4) Fun Company Culture
You can’t attract new recruits without making your workplace fun. How? Make sure you allocate $ toward some super awesome kick-ass events, recognizing milestones and achievements, taking your team out to dinner or sporting events….and then use social media to your advantage and post about the fun things you’re doing. It’s great for ROI.
But Danny warns that a fun culture only works if it’s accompanied by a performance culture: “The ability for a leader to get their team across the finish line and feel like winners is huge – and makes everything a lot more fun.”
Recognizing individuals for their hard work is often overlooked, especially in the trades. It’s time to recognize the big (and small) wins!
Establishing a ritual to give individual staff members their due isn’t difficult. Ryan uses an Excel spreadsheet to keep track of peoples’ performance and the perks they love. “When you give someone a bonus you don’t just add it to their paycheck, you give it to them in cash in an envelope. You look them in the eye, thank them for what they did, and shake their hand.”
6) A Sense of Being Part Of Something Bigger Than Yourself
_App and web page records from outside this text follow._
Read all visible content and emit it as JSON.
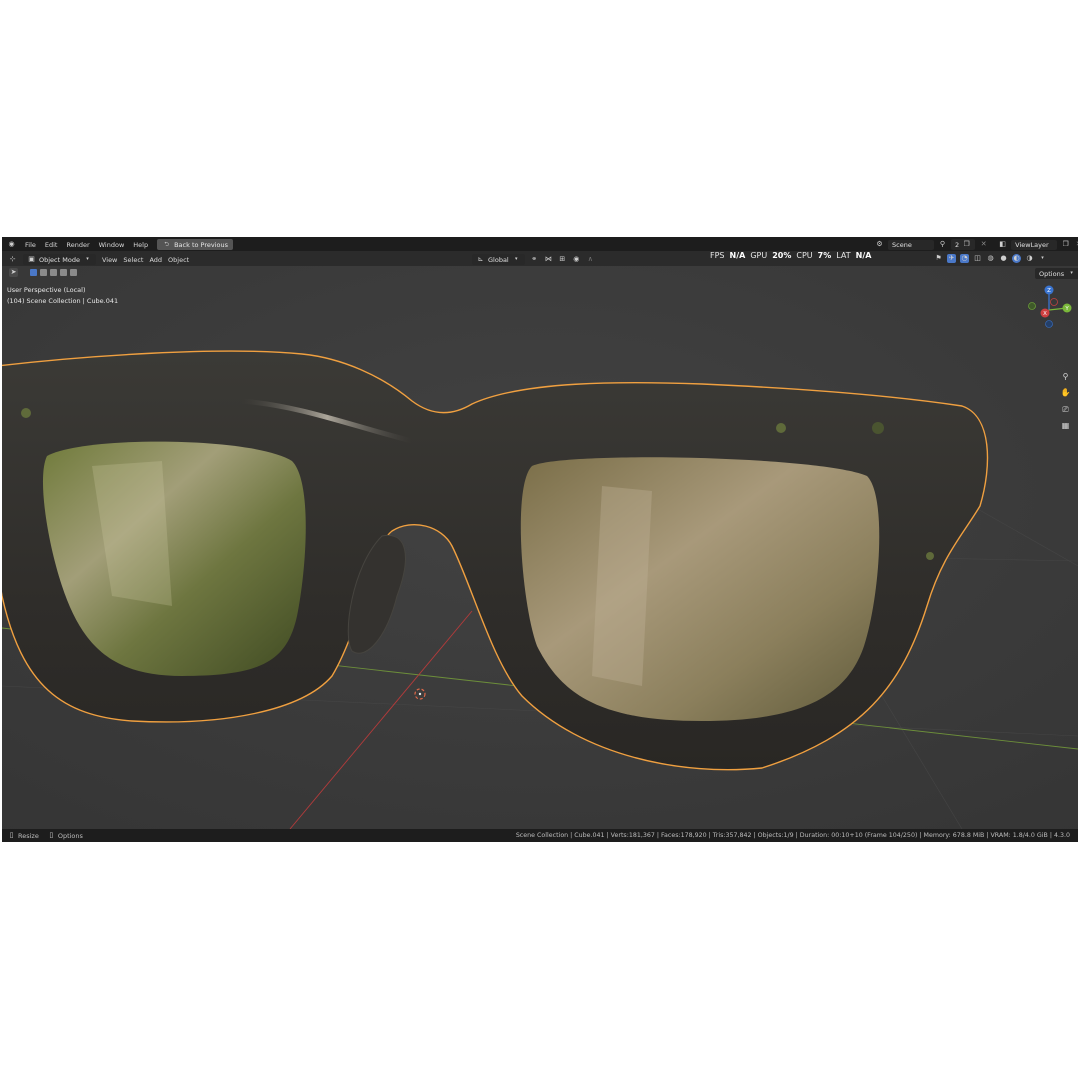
{
  "menu": {
    "logo_icon": "blender-logo-icon",
    "items": [
      "File",
      "Edit",
      "Render",
      "Window",
      "Help"
    ],
    "back_button": "Back to Previous"
  },
  "scene": {
    "label": "Scene",
    "count": "2",
    "view_layer": "ViewLayer"
  },
  "header": {
    "mode": "Object Mode",
    "menus": [
      "View",
      "Select",
      "Add",
      "Object"
    ],
    "orientation": "Global",
    "options_label": "Options"
  },
  "stats": {
    "fps_label": "FPS",
    "fps_value": "N/A",
    "gpu_label": "GPU",
    "gpu_value": "20%",
    "cpu_label": "CPU",
    "cpu_value": "7%",
    "lat_label": "LAT",
    "lat_value": "N/A"
  },
  "viewport": {
    "perspective": "User Perspective (Local)",
    "collection": "(104) Scene Collection | Cube.041",
    "selection_color": "#f0a040",
    "gizmo": {
      "z": "Z",
      "y": "Y",
      "x": "X"
    }
  },
  "statusbar": {
    "left": [
      "Resize",
      "Options"
    ],
    "info": "Scene Collection | Cube.041 | Verts:181,367 | Faces:178,920 | Tris:357,842 | Objects:1/9 | Duration: 00:10+10 (Frame 104/250) | Memory: 678.8 MiB | VRAM: 1.8/4.0 GiB | 4.3.0"
  }
}
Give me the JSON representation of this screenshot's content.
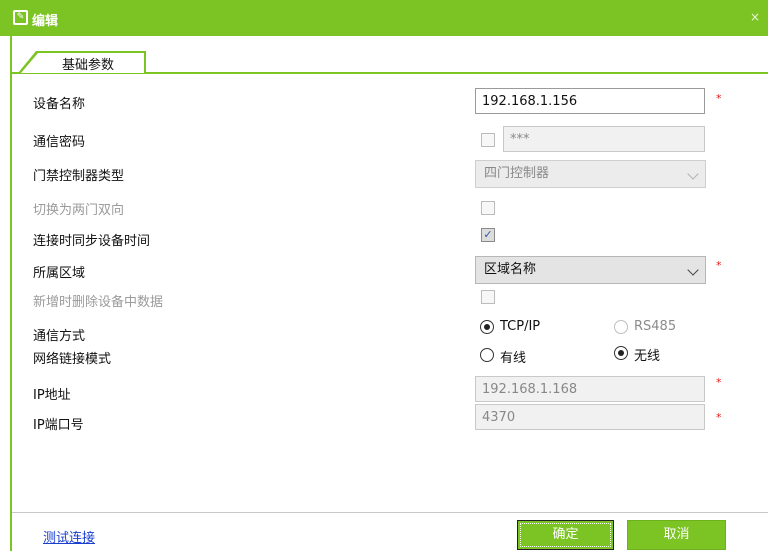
{
  "window": {
    "title": "编辑",
    "close_glyph": "×",
    "title_icon": "edit-icon"
  },
  "tabs": [
    {
      "label": "基础参数",
      "active": true
    }
  ],
  "fields": {
    "device_name": {
      "label": "设备名称",
      "value": "192.168.1.156",
      "required": "*"
    },
    "comm_password": {
      "label": "通信密码",
      "value": "***",
      "checked": false
    },
    "controller_type": {
      "label": "门禁控制器类型",
      "value": "四门控制器"
    },
    "switch_two_door": {
      "label": "切换为两门双向",
      "checked": false
    },
    "sync_time": {
      "label": "连接时同步设备时间",
      "checked": true,
      "check_glyph": "✓"
    },
    "area": {
      "label": "所属区域",
      "value": "区域名称",
      "required": "*"
    },
    "delete_data": {
      "label": "新增时删除设备中数据",
      "checked": false
    },
    "comm_mode": {
      "label": "通信方式",
      "options": [
        {
          "label": "TCP/IP",
          "selected": true
        },
        {
          "label": "RS485",
          "selected": false
        }
      ]
    },
    "network_mode": {
      "label": "网络链接模式",
      "options": [
        {
          "label": "有线",
          "selected": false
        },
        {
          "label": "无线",
          "selected": true
        }
      ]
    },
    "ip_address": {
      "label": "IP地址",
      "value": "192.168.1.168",
      "required": "*"
    },
    "ip_port": {
      "label": "IP端口号",
      "value": "4370",
      "required": "*"
    }
  },
  "footer": {
    "test_link": "测试连接",
    "ok": "确定",
    "cancel": "取消"
  },
  "colors": {
    "accent": "#7cc324",
    "required": "#e01818",
    "link": "#1a3fd0"
  }
}
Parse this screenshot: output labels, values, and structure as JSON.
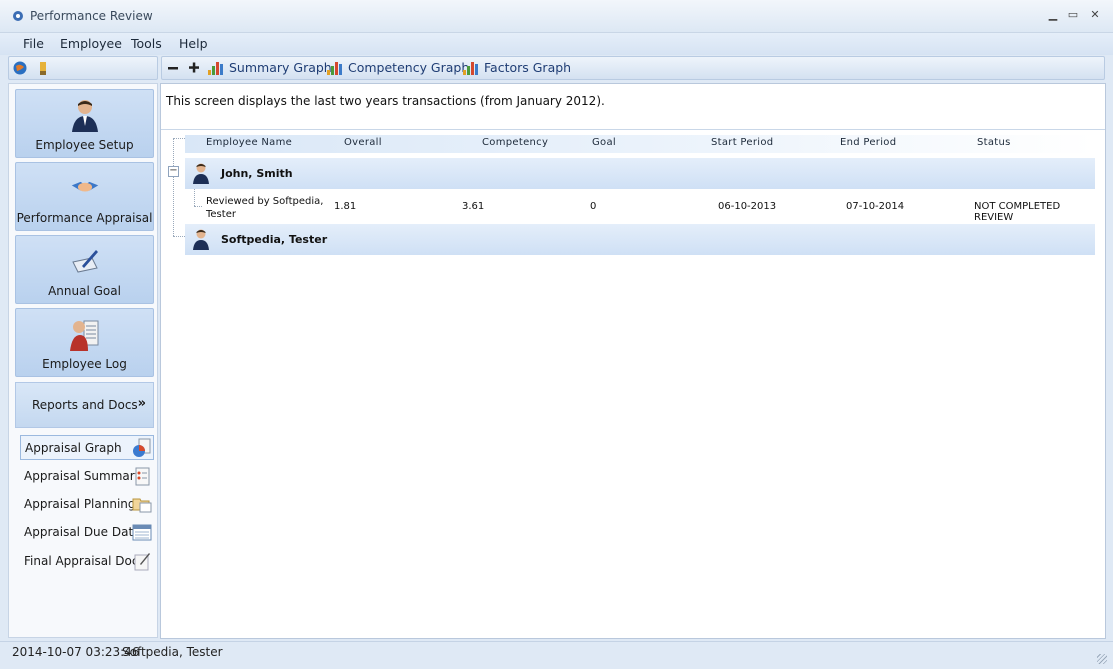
{
  "window": {
    "title": "Performance Review"
  },
  "menu": [
    "File",
    "Employee",
    "Tools",
    "Help"
  ],
  "toolbar": {
    "summary_graph": "Summary Graph",
    "competency_graph": "Competency Graph",
    "factors_graph": "Factors Graph"
  },
  "sidebar": {
    "buttons": [
      "Employee Setup",
      "Performance Appraisal",
      "Annual Goal",
      "Employee Log"
    ],
    "reports": "Reports and Docs",
    "reports_chevron": "»",
    "items": [
      "Appraisal Graph",
      "Appraisal Summary",
      "Appraisal Planning",
      "Appraisal Due Date",
      "Final Appraisal Doc"
    ]
  },
  "main": {
    "info": "This screen displays the last two years transactions (from January 2012).",
    "columns": [
      "Employee Name",
      "Overall",
      "Competency",
      "Goal",
      "Start Period",
      "End Period",
      "Status"
    ],
    "groups": [
      {
        "name": "John, Smith",
        "expander": "−",
        "row": {
          "reviewer_line1": "Reviewed by Softpedia,",
          "reviewer_line2": "Tester",
          "overall": "1.81",
          "competency": "3.61",
          "goal": "0",
          "start": "06-10-2013",
          "end": "07-10-2014",
          "status": "NOT COMPLETED REVIEW"
        }
      },
      {
        "name": "Softpedia, Tester"
      }
    ]
  },
  "status": {
    "time": "2014-10-07 03:23:46",
    "user": "Softpedia, Tester"
  },
  "colors": {
    "accent": "#1f3d74",
    "panel": "#cfe0f5",
    "background": "#dfe9f5"
  }
}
Your business is a unique, complex, ever evolving organism, and everyone plays a pivotal role. How do you communicate that effectively?
“One thing we do as we run our weekly huddles with our team, is that each section of the company reports in on where they’re at versus their goal,” Danny says. “We’re accountable to each other and we can see how each one of us is contributing to being a part of that bigger idea.”
7) Present Leadership (as opposed to absentee leadership)
Regular 1-on-1s with employees are essential. “Most employees are desperate to know what’s going on with the rest of the company,” Ryan says. “If you can spend five minutes a month with each person to get a vibe on where they’re at, as well as tell them what your successes and visions are, that’s a really powerful tool.”
Conversely, Danny advises not to be an overbearing leader, one who assumes all sorts of duties and makes the team feel that they’ll never measure up: “My reason for being is to help my team get across the finish line by providing support, not by doing the work for them.”
(You can get the free resources we talk about in this episode here)
Doing all this isn’t easy, but once you’ve got it down, your employees will become your biggest advocates and almost do the recruiting for you.
In Part Two we’ll discuss quick win strategies that a lot of our highest level contractors are leveraging to bring aboard the A-players they need, even in this tight market. We can’t wait to share that with you.